**RECORDED INFORMATION**
++++++++++
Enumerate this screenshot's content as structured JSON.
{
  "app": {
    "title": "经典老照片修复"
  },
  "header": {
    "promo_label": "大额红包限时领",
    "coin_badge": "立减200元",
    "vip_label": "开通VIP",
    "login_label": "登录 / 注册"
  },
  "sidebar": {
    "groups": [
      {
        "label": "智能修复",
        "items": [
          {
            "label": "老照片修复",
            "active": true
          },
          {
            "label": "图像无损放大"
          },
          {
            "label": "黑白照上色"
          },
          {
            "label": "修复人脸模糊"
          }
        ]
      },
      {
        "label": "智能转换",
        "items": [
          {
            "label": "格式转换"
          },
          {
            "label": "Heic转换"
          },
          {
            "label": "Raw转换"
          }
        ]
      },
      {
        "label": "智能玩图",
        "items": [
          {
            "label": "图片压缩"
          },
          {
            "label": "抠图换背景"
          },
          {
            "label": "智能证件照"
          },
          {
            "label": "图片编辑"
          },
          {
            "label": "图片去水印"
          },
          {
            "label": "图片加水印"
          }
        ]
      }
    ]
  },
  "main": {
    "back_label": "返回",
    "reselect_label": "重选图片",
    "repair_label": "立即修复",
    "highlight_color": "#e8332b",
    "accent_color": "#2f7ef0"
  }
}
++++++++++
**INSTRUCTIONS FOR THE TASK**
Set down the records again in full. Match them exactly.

**TASK RESPONSE**
Enumerate this screenshot's content as structured JSON.
{
  "app": {
    "title": "经典老照片修复"
  },
  "header": {
    "promo_label": "大额红包限时领",
    "coin_badge": "立减200元",
    "vip_label": "开通VIP",
    "login_label": "登录 / 注册"
  },
  "sidebar": {
    "groups": [
      {
        "label": "智能修复",
        "items": [
          {
            "label": "老照片修复",
            "active": true
          },
          {
            "label": "图像无损放大"
          },
          {
            "label": "黑白照上色"
          },
          {
            "label": "修复人脸模糊"
          }
        ]
      },
      {
        "label": "智能转换",
        "items": [
          {
            "label": "格式转换"
          },
          {
            "label": "Heic转换"
          },
          {
            "label": "Raw转换"
          }
        ]
      },
      {
        "label": "智能玩图",
        "items": [
          {
            "label": "图片压缩"
          },
          {
            "label": "抠图换背景"
          },
          {
            "label": "智能证件照"
          },
          {
            "label": "图片编辑"
          },
          {
            "label": "图片去水印"
          },
          {
            "label": "图片加水印"
          }
        ]
      }
    ]
  },
  "main": {
    "back_label": "返回",
    "reselect_label": "重选图片",
    "repair_label": "立即修复",
    "highlight_color": "#e8332b",
    "accent_color": "#2f7ef0"
  }
}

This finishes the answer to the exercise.